*** WORKING DATA ***

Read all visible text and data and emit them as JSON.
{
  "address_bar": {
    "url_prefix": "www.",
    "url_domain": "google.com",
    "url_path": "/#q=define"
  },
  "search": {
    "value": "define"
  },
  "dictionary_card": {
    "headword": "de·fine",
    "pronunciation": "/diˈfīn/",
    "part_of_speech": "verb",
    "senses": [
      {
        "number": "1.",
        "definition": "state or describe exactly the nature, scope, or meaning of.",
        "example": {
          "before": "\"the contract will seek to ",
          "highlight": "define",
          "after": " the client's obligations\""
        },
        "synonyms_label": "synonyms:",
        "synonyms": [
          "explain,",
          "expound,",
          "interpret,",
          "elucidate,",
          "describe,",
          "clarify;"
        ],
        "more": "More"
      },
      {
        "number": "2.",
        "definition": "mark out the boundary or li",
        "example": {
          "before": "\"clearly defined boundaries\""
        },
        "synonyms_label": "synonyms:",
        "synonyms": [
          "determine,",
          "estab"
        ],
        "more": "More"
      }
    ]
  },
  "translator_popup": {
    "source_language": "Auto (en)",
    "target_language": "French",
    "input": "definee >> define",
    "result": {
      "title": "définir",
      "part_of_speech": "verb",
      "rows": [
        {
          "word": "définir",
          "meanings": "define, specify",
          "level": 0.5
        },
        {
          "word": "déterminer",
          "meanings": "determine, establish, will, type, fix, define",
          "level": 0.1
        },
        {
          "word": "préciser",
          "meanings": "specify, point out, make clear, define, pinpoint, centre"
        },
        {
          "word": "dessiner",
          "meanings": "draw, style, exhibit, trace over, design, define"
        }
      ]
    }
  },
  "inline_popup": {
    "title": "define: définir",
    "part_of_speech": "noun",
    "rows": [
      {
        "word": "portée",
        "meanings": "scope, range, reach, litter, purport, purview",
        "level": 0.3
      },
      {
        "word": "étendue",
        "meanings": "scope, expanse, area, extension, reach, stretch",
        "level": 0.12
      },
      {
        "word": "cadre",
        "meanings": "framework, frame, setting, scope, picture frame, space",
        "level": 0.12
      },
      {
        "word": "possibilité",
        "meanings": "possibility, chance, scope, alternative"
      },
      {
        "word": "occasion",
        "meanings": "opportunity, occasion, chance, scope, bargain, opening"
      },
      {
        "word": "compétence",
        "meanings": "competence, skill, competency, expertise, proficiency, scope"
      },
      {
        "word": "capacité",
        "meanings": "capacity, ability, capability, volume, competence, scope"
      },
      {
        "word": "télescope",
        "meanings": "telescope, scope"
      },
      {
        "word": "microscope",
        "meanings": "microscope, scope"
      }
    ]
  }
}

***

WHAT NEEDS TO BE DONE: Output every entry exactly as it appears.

EXERCISE RESULT:
Read all visible text and data and emit them as JSON.
{
  "address_bar": {
    "url_prefix": "www.",
    "url_domain": "google.com",
    "url_path": "/#q=define"
  },
  "search": {
    "value": "define"
  },
  "dictionary_card": {
    "headword": "de·fine",
    "pronunciation": "/diˈfīn/",
    "part_of_speech": "verb",
    "senses": [
      {
        "number": "1.",
        "definition": "state or describe exactly the nature, scope, or meaning of.",
        "example": {
          "before": "\"the contract will seek to ",
          "highlight": "define",
          "after": " the client's obligations\""
        },
        "synonyms_label": "synonyms:",
        "synonyms": [
          "explain,",
          "expound,",
          "interpret,",
          "elucidate,",
          "describe,",
          "clarify;"
        ],
        "more": "More"
      },
      {
        "number": "2.",
        "definition": "mark out the boundary or li",
        "example": {
          "before": "\"clearly defined boundaries\""
        },
        "synonyms_label": "synonyms:",
        "synonyms": [
          "determine,",
          "estab"
        ],
        "more": "More"
      }
    ]
  },
  "translator_popup": {
    "source_language": "Auto (en)",
    "target_language": "French",
    "input": "definee >> define",
    "result": {
      "title": "définir",
      "part_of_speech": "verb",
      "rows": [
        {
          "word": "définir",
          "meanings": "define, specify",
          "level": 0.5
        },
        {
          "word": "déterminer",
          "meanings": "determine, establish, will, type, fix, define",
          "level": 0.1
        },
        {
          "word": "préciser",
          "meanings": "specify, point out, make clear, define, pinpoint, centre"
        },
        {
          "word": "dessiner",
          "meanings": "draw, style, exhibit, trace over, design, define"
        }
      ]
    }
  },
  "inline_popup": {
    "title": "define: définir",
    "part_of_speech": "noun",
    "rows": [
      {
        "word": "portée",
        "meanings": "scope, range, reach, litter, purport, purview",
        "level": 0.3
      },
      {
        "word": "étendue",
        "meanings": "scope, expanse, area, extension, reach, stretch",
        "level": 0.12
      },
      {
        "word": "cadre",
        "meanings": "framework, frame, setting, scope, picture frame, space",
        "level": 0.12
      },
      {
        "word": "possibilité",
        "meanings": "possibility, chance, scope, alternative"
      },
      {
        "word": "occasion",
        "meanings": "opportunity, occasion, chance, scope, bargain, opening"
      },
      {
        "word": "compétence",
        "meanings": "competence, skill, competency, expertise, proficiency, scope"
      },
      {
        "word": "capacité",
        "meanings": "capacity, ability, capability, volume, competence, scope"
      },
      {
        "word": "télescope",
        "meanings": "telescope, scope"
      },
      {
        "word": "microscope",
        "meanings": "microscope, scope"
      }
    ]
  }
}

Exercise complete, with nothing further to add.